"Mining was something that I never did do much of. I have dug a little coal out or "groundhogged" it out, but I never did work in the mines. I don't think that I would have liked it. There was a lot of mining done, especially in Perry County and Leslie County. I did know a lot of people who worked in the mines. Now it is all handled by unions. Used to a person could go out and dig a little coal, haul it in a wagon, and sell it, and there was no trouble. Now, unions make a person pay a certain price, or they don't get to work.

"When I was growing up, school books were furnished by the schools. The books were first plain old reading, writing, arithmetic, and grammar. The county furnished these books. Later on, people had to buy their books, especially the high school books. Everybody didn't go to school regular. You went if you could, and if you couldn't, you just missed. So a person didn't learn too much. Now, we have better roads, and better ways of getting to school. Today, we have better schools than what we had back then.

"Making molasses was a way of making something to eat, and something to sell on the farm. You planted the seeds and worked it just like you do corn.

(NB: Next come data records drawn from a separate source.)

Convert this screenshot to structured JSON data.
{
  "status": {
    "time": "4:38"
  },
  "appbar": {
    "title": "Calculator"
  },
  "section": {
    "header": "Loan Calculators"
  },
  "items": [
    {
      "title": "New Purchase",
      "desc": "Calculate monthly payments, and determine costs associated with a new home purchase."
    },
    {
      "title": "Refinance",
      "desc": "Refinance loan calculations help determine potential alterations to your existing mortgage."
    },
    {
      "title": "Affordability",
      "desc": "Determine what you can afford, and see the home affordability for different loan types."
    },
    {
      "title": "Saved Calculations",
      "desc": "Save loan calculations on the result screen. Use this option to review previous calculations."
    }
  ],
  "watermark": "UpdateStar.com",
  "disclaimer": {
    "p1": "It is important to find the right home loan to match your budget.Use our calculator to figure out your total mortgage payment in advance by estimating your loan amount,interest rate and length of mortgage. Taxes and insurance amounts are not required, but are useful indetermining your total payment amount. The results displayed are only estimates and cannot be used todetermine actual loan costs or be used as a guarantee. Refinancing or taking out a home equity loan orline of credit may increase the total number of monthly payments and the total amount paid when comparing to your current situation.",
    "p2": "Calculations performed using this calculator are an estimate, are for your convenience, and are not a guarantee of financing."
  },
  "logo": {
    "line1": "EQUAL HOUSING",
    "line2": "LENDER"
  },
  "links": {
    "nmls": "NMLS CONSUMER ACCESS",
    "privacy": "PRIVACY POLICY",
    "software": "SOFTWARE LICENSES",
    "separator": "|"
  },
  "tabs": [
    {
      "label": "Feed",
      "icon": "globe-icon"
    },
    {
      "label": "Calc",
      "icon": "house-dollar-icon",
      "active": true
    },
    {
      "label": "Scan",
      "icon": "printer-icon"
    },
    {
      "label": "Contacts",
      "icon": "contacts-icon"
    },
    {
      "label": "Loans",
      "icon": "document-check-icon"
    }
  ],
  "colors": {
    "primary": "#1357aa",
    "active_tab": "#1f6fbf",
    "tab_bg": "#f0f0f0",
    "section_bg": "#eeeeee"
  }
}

When the cane got ripe, it was run through a mill, which mashed the juice out; then it was run through a boiler that boiled the juice, and then the foam was skimmed from it. When it boiled down to good clear molasses, it was one of the best foods grown on the farm. It sold good, but it is a lot of hard work.

"I have seen soap made, but I never did help make any. My mother used to make homemade soap. She used hog grease, lye, and different stuff to put in the soap. She then boiled it down, and let it sit so it would harden. She would then cut it up. I have washed in it many of time. People used to wash clothes with it. That is all they could get, if they didn't live close to the community stores.

"I remember where a flour mill was set up and a grist mill that was run by water. The flour mill was set up at Jackson. I was told that there was also a grist mill there. On Snake Branch, they had a mill pond. That is where the water mill sat. People would go to the mill, and things were ground by a water-powered grist mill.

"When I was a young boy, we had the game of marbles, and the game of baseball. Later on, we had volleyball. The girls would play "Ring Around The Roses" and all of that. Games were mostly among the community or the school children."

My grandfather passed away on November 29, 1999, at the age of 90. He lived a long and full life. He was an inspiration to all who knew him. I can't remember him ever being sick, or even going to the doctor. Besides being a father to 16 children, he was a grandfather to 41 and a great-grandfather to 39 or more. Grandpa was a great man and is sadly missed by his family and friends.

(Note: For photos on this story, see photographs section.)
Darlene Johnson, 726 Highway 1812 West, Jackson, KY 41339, shares this story and the photos. She works at The Kentucky Explorer magazine.